WORK ORDER –
Go through the entries and tally the lines containing the word "JSON". Only the total is wanted.
>>
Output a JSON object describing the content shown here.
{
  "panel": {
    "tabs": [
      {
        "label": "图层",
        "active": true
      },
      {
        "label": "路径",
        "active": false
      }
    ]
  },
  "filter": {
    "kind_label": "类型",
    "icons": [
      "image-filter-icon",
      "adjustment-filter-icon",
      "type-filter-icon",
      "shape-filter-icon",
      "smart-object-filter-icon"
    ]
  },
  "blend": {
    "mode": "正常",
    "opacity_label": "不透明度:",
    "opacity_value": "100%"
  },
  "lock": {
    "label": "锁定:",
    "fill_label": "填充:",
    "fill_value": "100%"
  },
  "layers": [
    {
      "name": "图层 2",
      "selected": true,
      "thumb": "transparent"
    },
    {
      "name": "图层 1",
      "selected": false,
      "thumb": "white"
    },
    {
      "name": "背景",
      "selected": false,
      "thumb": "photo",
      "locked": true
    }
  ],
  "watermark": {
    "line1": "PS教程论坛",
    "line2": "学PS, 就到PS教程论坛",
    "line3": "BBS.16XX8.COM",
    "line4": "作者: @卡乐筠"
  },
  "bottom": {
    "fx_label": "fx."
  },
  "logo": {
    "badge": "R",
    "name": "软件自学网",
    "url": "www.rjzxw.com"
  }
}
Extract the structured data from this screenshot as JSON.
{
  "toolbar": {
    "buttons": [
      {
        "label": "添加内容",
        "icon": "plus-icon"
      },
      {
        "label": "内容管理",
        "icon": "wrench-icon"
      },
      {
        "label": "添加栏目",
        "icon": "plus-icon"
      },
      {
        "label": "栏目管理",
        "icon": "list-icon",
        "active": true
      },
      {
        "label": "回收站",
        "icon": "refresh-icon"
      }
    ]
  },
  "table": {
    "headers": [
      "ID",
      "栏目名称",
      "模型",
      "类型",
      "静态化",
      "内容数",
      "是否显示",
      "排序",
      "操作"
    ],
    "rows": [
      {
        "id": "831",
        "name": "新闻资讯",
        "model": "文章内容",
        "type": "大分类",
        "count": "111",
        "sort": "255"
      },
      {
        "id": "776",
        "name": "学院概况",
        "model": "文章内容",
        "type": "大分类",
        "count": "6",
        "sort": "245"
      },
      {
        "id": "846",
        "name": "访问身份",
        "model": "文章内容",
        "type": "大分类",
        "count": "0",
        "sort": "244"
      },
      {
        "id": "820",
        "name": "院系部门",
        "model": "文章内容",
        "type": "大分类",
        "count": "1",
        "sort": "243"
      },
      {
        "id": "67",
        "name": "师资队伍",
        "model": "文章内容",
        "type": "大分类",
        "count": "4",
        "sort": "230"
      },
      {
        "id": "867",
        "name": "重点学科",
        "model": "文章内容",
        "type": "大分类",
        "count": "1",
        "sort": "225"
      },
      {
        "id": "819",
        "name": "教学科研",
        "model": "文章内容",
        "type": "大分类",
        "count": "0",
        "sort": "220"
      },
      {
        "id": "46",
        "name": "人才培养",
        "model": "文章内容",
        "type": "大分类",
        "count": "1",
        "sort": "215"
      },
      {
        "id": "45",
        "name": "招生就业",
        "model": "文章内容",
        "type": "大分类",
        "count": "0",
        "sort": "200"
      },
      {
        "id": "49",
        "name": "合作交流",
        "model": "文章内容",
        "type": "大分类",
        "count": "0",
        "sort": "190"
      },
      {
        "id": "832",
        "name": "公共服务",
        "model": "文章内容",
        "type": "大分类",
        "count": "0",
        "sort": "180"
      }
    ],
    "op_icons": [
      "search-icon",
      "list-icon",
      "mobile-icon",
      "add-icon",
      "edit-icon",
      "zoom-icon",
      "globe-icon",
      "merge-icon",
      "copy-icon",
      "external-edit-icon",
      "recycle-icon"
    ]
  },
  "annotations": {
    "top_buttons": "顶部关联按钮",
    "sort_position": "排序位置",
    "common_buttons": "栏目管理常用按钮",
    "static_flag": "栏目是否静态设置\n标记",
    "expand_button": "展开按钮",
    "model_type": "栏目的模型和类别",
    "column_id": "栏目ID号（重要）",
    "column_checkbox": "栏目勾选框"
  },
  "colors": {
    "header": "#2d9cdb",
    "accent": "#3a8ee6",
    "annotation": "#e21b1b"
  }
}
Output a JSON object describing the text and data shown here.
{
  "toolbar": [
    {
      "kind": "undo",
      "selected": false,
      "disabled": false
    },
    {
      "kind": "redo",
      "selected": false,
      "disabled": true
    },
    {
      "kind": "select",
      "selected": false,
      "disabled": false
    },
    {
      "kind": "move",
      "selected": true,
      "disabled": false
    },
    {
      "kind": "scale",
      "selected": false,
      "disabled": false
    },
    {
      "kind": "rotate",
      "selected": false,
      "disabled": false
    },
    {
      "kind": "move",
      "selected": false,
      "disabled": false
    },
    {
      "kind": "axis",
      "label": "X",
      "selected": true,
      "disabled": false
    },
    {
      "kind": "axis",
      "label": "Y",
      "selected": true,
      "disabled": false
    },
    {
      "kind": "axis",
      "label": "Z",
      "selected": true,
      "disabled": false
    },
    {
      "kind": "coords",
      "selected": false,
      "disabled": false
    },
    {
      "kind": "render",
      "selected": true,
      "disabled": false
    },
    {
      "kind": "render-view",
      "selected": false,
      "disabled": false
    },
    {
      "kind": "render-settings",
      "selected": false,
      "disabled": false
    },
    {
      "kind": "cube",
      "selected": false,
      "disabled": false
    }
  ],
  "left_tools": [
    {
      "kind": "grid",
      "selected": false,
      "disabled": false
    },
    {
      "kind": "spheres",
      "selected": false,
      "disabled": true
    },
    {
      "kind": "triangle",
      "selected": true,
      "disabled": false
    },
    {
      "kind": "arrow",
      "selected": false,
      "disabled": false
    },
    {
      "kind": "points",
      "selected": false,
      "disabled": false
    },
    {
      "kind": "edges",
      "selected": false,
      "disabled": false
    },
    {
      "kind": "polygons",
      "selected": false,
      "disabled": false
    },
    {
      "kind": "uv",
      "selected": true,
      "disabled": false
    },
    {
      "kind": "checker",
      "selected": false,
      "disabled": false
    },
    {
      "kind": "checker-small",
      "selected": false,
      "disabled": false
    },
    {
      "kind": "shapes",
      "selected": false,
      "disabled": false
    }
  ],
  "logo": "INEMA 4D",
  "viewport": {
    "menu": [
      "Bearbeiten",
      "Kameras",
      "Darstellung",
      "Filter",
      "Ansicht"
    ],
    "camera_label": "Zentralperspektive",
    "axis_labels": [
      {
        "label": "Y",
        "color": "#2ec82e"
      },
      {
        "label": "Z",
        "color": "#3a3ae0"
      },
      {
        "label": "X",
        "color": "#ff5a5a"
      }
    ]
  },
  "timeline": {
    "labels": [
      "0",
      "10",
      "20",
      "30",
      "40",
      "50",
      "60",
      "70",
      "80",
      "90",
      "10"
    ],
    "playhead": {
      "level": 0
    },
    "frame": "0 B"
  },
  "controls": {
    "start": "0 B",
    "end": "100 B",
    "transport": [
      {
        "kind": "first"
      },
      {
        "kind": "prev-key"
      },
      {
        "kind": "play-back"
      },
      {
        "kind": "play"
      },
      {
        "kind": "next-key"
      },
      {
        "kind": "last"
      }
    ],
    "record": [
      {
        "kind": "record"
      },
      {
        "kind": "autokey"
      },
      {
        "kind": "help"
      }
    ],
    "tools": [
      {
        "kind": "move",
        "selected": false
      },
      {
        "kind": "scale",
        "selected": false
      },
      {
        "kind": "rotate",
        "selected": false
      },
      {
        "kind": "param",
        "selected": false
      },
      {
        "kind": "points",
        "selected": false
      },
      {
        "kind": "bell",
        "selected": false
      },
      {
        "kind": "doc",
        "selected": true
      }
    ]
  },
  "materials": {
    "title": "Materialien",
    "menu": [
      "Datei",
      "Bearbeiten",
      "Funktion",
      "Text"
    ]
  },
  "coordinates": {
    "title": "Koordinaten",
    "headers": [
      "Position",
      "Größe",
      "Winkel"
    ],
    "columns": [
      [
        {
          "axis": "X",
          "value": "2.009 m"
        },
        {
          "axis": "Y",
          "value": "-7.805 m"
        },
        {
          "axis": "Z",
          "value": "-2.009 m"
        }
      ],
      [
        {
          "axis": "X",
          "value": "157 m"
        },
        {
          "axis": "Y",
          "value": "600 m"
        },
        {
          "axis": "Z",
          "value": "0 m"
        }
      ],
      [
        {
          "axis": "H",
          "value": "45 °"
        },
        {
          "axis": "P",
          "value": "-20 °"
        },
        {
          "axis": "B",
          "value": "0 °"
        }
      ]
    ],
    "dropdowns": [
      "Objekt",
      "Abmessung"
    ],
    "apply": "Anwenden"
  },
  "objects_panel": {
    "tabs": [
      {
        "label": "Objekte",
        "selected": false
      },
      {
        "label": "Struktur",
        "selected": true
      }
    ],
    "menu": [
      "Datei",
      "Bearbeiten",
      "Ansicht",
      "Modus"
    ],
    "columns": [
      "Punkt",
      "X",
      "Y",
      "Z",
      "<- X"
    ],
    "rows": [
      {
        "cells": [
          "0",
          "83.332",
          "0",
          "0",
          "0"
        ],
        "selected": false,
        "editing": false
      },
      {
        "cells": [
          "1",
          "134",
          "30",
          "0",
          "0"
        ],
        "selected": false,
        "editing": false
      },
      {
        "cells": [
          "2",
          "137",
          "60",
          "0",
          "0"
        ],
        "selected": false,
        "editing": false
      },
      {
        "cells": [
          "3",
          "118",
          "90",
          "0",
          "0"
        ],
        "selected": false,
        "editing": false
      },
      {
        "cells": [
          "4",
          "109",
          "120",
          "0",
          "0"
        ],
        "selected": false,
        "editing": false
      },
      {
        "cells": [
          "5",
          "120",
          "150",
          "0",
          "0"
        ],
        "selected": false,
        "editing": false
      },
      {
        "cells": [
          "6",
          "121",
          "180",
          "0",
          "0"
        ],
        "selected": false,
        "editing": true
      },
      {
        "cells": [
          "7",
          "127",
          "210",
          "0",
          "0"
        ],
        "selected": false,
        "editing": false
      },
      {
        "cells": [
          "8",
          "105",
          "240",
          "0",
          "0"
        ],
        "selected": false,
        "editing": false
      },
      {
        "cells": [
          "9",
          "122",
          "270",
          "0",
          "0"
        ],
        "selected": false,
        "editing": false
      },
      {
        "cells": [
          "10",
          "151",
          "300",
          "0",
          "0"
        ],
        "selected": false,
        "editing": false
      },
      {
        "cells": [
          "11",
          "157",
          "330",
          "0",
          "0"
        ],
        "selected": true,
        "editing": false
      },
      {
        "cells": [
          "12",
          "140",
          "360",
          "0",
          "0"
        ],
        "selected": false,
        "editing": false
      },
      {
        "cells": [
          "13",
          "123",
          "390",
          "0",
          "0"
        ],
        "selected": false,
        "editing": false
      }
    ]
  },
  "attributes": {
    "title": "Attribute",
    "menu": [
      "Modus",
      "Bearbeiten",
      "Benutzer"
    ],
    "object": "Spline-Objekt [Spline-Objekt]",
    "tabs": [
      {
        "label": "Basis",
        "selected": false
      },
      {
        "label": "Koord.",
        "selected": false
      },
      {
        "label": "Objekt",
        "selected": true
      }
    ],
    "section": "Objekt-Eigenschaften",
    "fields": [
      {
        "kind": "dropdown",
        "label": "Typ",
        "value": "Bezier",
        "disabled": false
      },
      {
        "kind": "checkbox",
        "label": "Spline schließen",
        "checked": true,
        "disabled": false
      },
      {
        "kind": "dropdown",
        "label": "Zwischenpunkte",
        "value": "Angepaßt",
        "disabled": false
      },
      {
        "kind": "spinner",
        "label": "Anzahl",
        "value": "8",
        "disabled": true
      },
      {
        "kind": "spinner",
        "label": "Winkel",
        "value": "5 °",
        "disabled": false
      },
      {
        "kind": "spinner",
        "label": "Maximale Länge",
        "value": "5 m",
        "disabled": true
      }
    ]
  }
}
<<
ANSWER SECTION –
3